- **To do**
This exercise asks for every line of the material that contains the word "Dienste".

═══

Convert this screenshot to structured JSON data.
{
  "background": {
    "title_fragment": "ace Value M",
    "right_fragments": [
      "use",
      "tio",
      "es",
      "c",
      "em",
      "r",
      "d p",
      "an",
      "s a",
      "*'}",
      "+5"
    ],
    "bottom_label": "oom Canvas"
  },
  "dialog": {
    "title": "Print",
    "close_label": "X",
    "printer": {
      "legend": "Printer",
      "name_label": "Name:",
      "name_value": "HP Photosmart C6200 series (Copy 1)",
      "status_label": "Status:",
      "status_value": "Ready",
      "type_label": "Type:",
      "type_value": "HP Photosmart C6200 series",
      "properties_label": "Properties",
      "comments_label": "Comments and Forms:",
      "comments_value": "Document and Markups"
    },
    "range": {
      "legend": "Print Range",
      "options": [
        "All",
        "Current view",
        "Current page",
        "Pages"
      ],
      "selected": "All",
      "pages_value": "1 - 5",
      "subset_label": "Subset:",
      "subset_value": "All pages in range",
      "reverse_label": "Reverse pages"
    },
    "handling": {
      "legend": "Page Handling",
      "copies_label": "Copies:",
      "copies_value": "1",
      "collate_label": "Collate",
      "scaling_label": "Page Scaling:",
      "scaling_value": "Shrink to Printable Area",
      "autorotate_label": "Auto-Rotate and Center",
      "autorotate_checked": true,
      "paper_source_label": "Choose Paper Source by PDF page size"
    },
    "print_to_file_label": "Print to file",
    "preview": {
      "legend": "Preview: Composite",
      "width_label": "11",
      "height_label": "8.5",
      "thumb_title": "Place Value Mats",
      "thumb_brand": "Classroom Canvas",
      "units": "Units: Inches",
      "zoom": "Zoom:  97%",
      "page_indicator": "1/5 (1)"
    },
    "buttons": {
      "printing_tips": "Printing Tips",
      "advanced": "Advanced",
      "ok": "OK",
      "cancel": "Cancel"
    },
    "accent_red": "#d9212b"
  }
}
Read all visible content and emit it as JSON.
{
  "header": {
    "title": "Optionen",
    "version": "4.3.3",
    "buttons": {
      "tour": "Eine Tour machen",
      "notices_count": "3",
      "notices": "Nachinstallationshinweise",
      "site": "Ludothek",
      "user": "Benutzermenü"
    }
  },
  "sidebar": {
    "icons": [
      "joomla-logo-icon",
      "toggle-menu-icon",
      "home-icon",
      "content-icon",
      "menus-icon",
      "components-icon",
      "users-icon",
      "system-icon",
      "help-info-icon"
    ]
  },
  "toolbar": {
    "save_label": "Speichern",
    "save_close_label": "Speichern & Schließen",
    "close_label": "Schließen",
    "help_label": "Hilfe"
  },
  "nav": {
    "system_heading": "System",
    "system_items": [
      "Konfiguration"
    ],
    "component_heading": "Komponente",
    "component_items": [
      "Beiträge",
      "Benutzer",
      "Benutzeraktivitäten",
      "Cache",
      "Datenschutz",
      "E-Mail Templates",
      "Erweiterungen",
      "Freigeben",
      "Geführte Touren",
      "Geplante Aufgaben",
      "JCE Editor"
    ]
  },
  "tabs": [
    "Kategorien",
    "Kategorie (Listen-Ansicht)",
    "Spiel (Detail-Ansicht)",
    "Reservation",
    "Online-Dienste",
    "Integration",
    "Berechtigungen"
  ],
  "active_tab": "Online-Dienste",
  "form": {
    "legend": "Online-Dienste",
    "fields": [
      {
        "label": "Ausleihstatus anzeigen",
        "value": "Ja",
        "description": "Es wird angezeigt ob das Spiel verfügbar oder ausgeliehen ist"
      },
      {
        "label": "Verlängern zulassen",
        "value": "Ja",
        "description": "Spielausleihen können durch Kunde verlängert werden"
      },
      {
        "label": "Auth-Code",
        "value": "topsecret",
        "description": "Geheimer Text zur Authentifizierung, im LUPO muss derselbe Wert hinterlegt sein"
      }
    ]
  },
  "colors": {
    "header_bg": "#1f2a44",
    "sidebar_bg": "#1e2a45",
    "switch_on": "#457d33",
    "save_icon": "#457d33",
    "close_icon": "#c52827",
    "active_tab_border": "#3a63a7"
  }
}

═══

- **Response below**
    "Online-Dienste",
  "active_tab": "Online-Dienste",
    "legend": "Online-Dienste",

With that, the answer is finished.